Yoga nidra is an old, well established yoga practice that takes various forms as expressed by different
teachers. One really well articulated and researched approach is Richard Miller’s, and his is structured in part on the koshas.
Kosha is usually translated as “sheath, “which is defined differently in different branches of yoga
philosophy. Generally speaking koshas are aspects or layers of subjective experience. From gross to
subtle they are:
Annamaya kosha – the physical or “food” body
Pranayama kosha –the breath or energy body
Manomaya kosha – the emotional body
Vijnanamaya kosha – the cognitive body
Anandamaya kosha – the bliss body
They are all aspects of the individuated self that obscure the undivided “Self” or Pure Awareness. They
are all observed through the lens of the personality or ego.

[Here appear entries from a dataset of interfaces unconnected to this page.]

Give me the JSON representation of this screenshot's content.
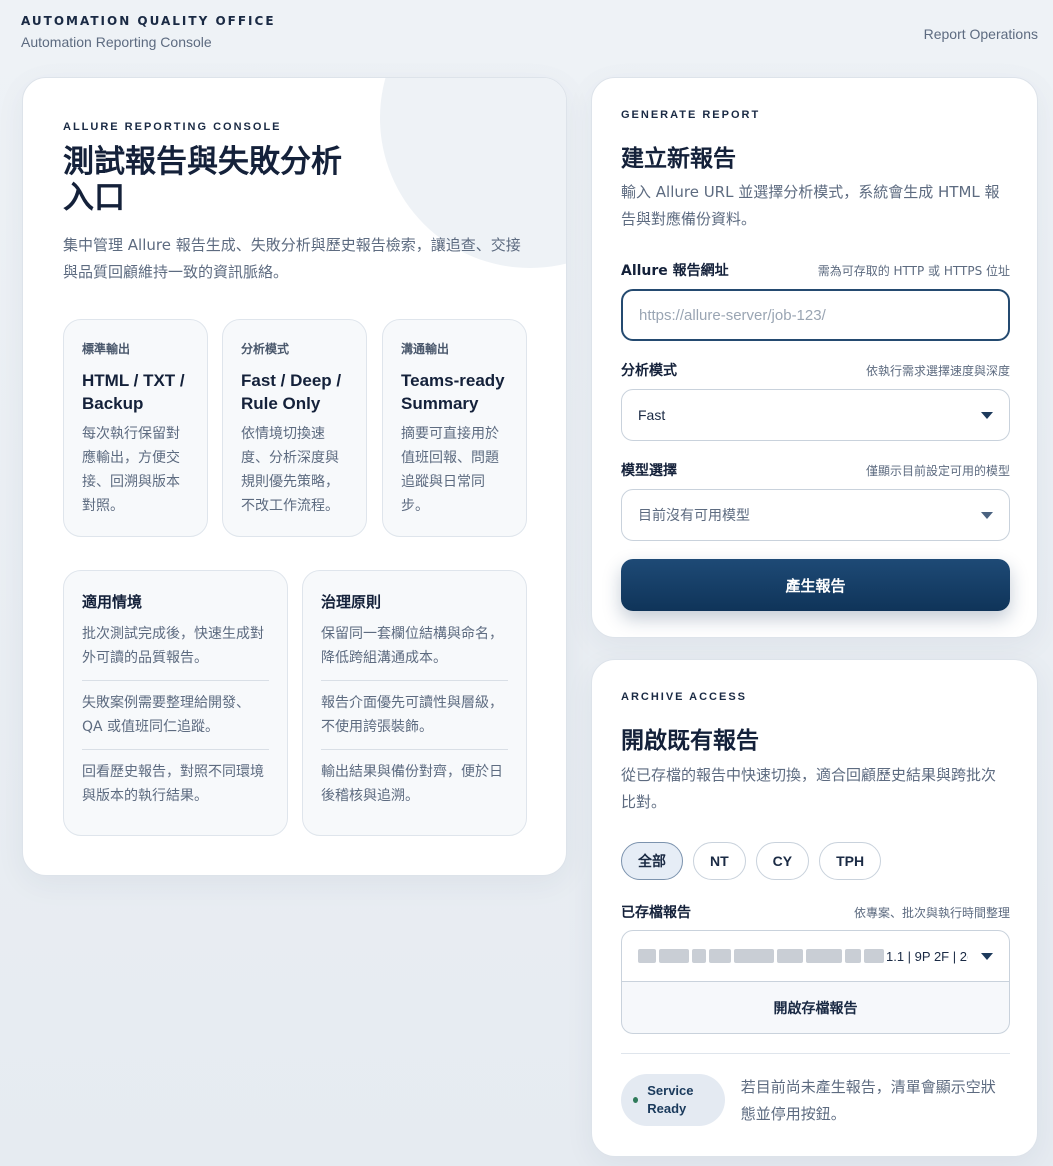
{
  "header": {
    "org": "AUTOMATION QUALITY OFFICE",
    "subtitle": "Automation Reporting Console",
    "right_link": "Report Operations"
  },
  "hero": {
    "eyebrow": "ALLURE REPORTING CONSOLE",
    "title": "測試報告與失敗分析入口",
    "description": "集中管理 Allure 報告生成、失敗分析與歷史報告檢索，讓追查、交接與品質回顧維持一致的資訊脈絡。"
  },
  "features": [
    {
      "label": "標準輸出",
      "title": "HTML / TXT / Backup",
      "desc": "每次執行保留對應輸出，方便交接、回溯與版本對照。"
    },
    {
      "label": "分析模式",
      "title": "Fast / Deep / Rule Only",
      "desc": "依情境切換速度、分析深度與規則優先策略，不改工作流程。"
    },
    {
      "label": "溝通輸出",
      "title": "Teams-ready Summary",
      "desc": "摘要可直接用於值班回報、問題追蹤與日常同步。"
    }
  ],
  "panels": [
    {
      "title": "適用情境",
      "items": [
        "批次測試完成後，快速生成對外可讀的品質報告。",
        "失敗案例需要整理給開發、QA 或值班同仁追蹤。",
        "回看歷史報告，對照不同環境與版本的執行結果。"
      ]
    },
    {
      "title": "治理原則",
      "items": [
        "保留同一套欄位結構與命名，降低跨組溝通成本。",
        "報告介面優先可讀性與層級，不使用誇張裝飾。",
        "輸出結果與備份對齊，便於日後稽核與追溯。"
      ]
    }
  ],
  "generate": {
    "eyebrow": "GENERATE REPORT",
    "title": "建立新報告",
    "description": "輸入 Allure URL 並選擇分析模式，系統會生成 HTML 報告與對應備份資料。",
    "url_label": "Allure 報告網址",
    "url_hint": "需為可存取的 HTTP 或 HTTPS 位址",
    "url_placeholder": "https://allure-server/job-123/",
    "mode_label": "分析模式",
    "mode_hint": "依執行需求選擇速度與深度",
    "mode_value": "Fast",
    "model_label": "模型選擇",
    "model_hint": "僅顯示目前設定可用的模型",
    "model_value": "目前沒有可用模型",
    "submit": "產生報告"
  },
  "archive": {
    "eyebrow": "ARCHIVE ACCESS",
    "title": "開啟既有報告",
    "description": "從已存檔的報告中快速切換，適合回顧歷史結果與跨批次比對。",
    "filters": [
      "全部",
      "NT",
      "CY",
      "TPH"
    ],
    "active_filter": "全部",
    "select_label": "已存檔報告",
    "select_hint": "依專案、批次與執行時間整理",
    "select_value_tail": "1.1 | 9P 2F | 2(",
    "open_button": "開啟存檔報告",
    "status": "Service Ready",
    "empty_note": "若目前尚未產生報告，清單會顯示空狀態並停用按鈕。"
  }
}
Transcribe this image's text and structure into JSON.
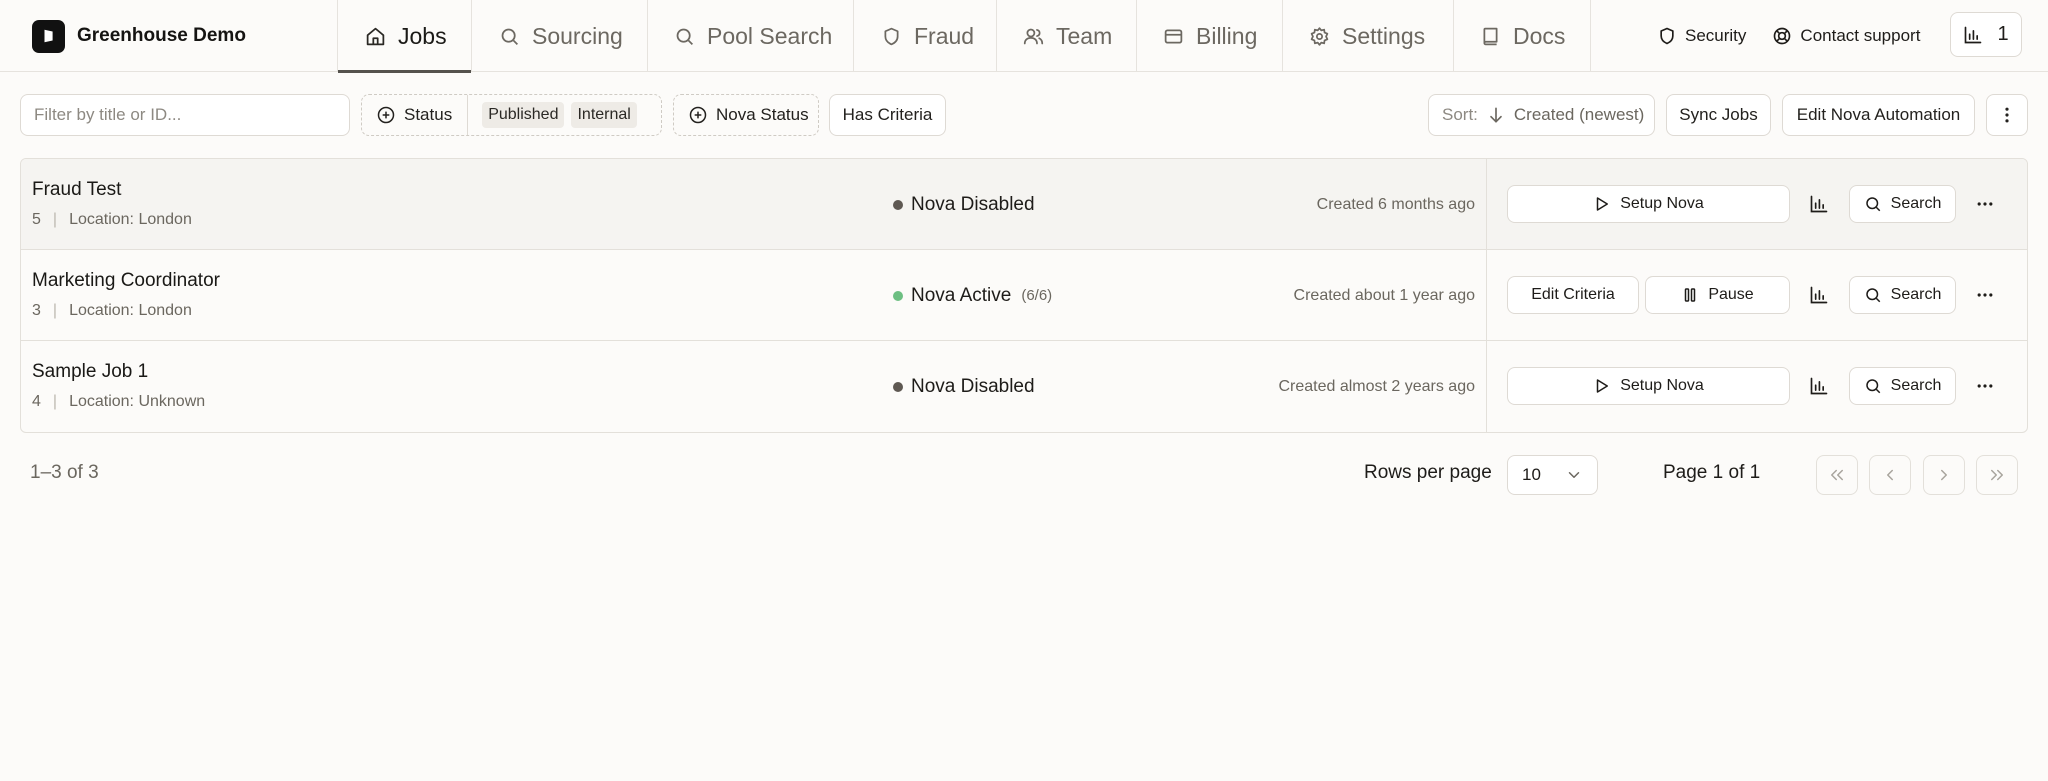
{
  "brand": {
    "name": "Greenhouse Demo"
  },
  "nav": {
    "tabs": [
      {
        "label": "Jobs",
        "icon": "home-icon",
        "active": true
      },
      {
        "label": "Sourcing",
        "icon": "search-icon"
      },
      {
        "label": "Pool Search",
        "icon": "search-icon"
      },
      {
        "label": "Fraud",
        "icon": "shield-icon"
      },
      {
        "label": "Team",
        "icon": "users-icon"
      },
      {
        "label": "Billing",
        "icon": "credit-card-icon"
      },
      {
        "label": "Settings",
        "icon": "gear-icon"
      },
      {
        "label": "Docs",
        "icon": "book-icon"
      }
    ],
    "security_label": "Security",
    "support_label": "Contact support",
    "stat_value": "1"
  },
  "filters": {
    "search_placeholder": "Filter by title or ID...",
    "status_label": "Status",
    "status_values": [
      "Published",
      "Internal"
    ],
    "nova_status_label": "Nova Status",
    "has_criteria_label": "Has Criteria",
    "sort_prefix": "Sort:",
    "sort_value": "Created (newest)",
    "sync_label": "Sync Jobs",
    "edit_automation_label": "Edit Nova Automation"
  },
  "jobs": [
    {
      "title": "Fraud Test",
      "id": "5",
      "location": "Location: London",
      "nova_status": "Nova Disabled",
      "nova_count": "",
      "status_color": "#5e5852",
      "created": "Created 6 months ago",
      "actions": [
        "Setup Nova"
      ],
      "search_label": "Search"
    },
    {
      "title": "Marketing Coordinator",
      "id": "3",
      "location": "Location: London",
      "nova_status": "Nova Active",
      "nova_count": "(6/6)",
      "status_color": "#6dbf82",
      "created": "Created about 1 year ago",
      "actions": [
        "Edit Criteria",
        "Pause"
      ],
      "search_label": "Search"
    },
    {
      "title": "Sample Job 1",
      "id": "4",
      "location": "Location: Unknown",
      "nova_status": "Nova Disabled",
      "nova_count": "",
      "status_color": "#5e5852",
      "created": "Created almost 2 years ago",
      "actions": [
        "Setup Nova"
      ],
      "search_label": "Search"
    }
  ],
  "pagination": {
    "range": "1–3 of 3",
    "rows_per_page_label": "Rows per page",
    "rows_per_page_value": "10",
    "page_label": "Page 1 of 1"
  }
}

The koshas have different attributes energetically. They each have their own sense of time and space for example. You know that’s true if you think about it. Your body moves at one speed; your thoughts are faster. Your feelings are even faster. As quickly as thoughts move, they move slowly enough for there to be a critical, discernible pause between one thought and the next—a pause during which you can change your course of action. Rather than automatically reacting to a thought, you could choose not to act or choose to act in a novel way. But the researchers cited in the book Destructive Emotions, edited by Daniel Goleman, can only hypothesize a discernible pause between feelings because they move so quickly. Perhaps only those experienced meditators who can actually suppress the primitive, brain stem startle reflex can perceive the dawn of one feeling and its dissolution, the dawn of the next, and so forth. But I digress.
Richard’s version of yoga nidra, iRest, takes you through each koshic level, focusing on sensations in the physical body, the breath body, sensations associated with emotions or thoughts, and the sensation of joy associated with the bliss body. iRest invites you to feel two opposing aspects of a kosha, and then feel the integration of the two. For example, you move back and forth between feeling physical sensations on the right side of the body and the left side of the body, and finally feeling the whole physical body. Or, you move back and forth between feeling the sensation an emotion arouses (fear, for example) and feeling the sensation its opposite arouses (compassion, perhaps), and feeling them both together. The trip through the koshas sensitizes you on every level and invites you to step beyond them, beyond constantly changing phenomenon and dual states of consciousness to the state of Pure Awareness.
Recently I’ve been focusing on the manomaya (emotional) kosha as I’ve been involved in a confusing
and heart wrenching conflict with another well meaning person. We can’t see eye to eye. So I’ve taken
the emotional churn into my yoga nidra practice. One day when I noticed the emotion upper most in my awareness I discovered dread. Dread of the next criticism, of the next failed attempt to make everyone
happy. It felt like a heavy lid on my chest protecting my heart. Inquiring as to its opposite, I discovered
trust. (My opposites may not be your opposites. And my opposites can change from day to day.) That
was like the clear tone of a struck bell. Just to know that deep trust was my opposite of dread gives
me insight into my inner workings and fear of conflict. Moving back and forth between the two, I had
some way to embrace the experience, to stay with it as it unfolded and not to run away. The practice of
moving into a feeling fully and honestly and moving into another feeling is a palpable practice of non-
attachment. I didn’t have to attach to being “right” or being “safe.” I didn’t spiral around and around
again in a repetitive thought pattern.
This is a phrase Richard uses when integrating two emotional states, “…see how simultaneously sensing both emotions acts on your body and mind.” It’s like a Koan; your mind can’t do it but it’s done. It’s a step out of ordinary consciousness.
In this description of working with an emotional state with iRest yoga nidra, I’m not talking
about “fixing” myself, making myself feel better or trading in a distressing experience for a pleasant,
comforting one. I am hoping to be able to stay with whatever arises without falling into daydreams of
a different past or an imagined future, usually in which I am vindicated but sometimes in which I am a
hopelessly flawed, unworthy person. So back to the mat, just like any other day.
Let It Go
Let go of the ways you thought life would unfold; the holding of plans or dreams or expectations. Let
it go. Save your strength to swim with the tide. The choice to fight what is here before you now will
only result in struggle, fear, and a desperate attempt to flee from the very energy you long for. Let go.
Let it all go and flow with the grace that washes through your days whether you receive it gently or
with all your quills raised to defend against invaders. Take this on faith: the mind may never find the
explanations that it seeks, but you will move forward nonetheless. Let go, and the wave’s crest will carry you to unknown shores, beyond your wildest dreams or destinations. Let it all go and find the place of rest and peace, and certain transformation. Dana Faulds
If I have misrepresented or over simplified Richard Miller’s teachings, I apologize. Please visit his
website for information on iRest yoga nidra, www.irest.us .A training for teachers and mental health
professionals on leading iRest sessions is scheduled for this November at Yoga on High. The event is co-sponsored by Shiva Shakti Synthesis.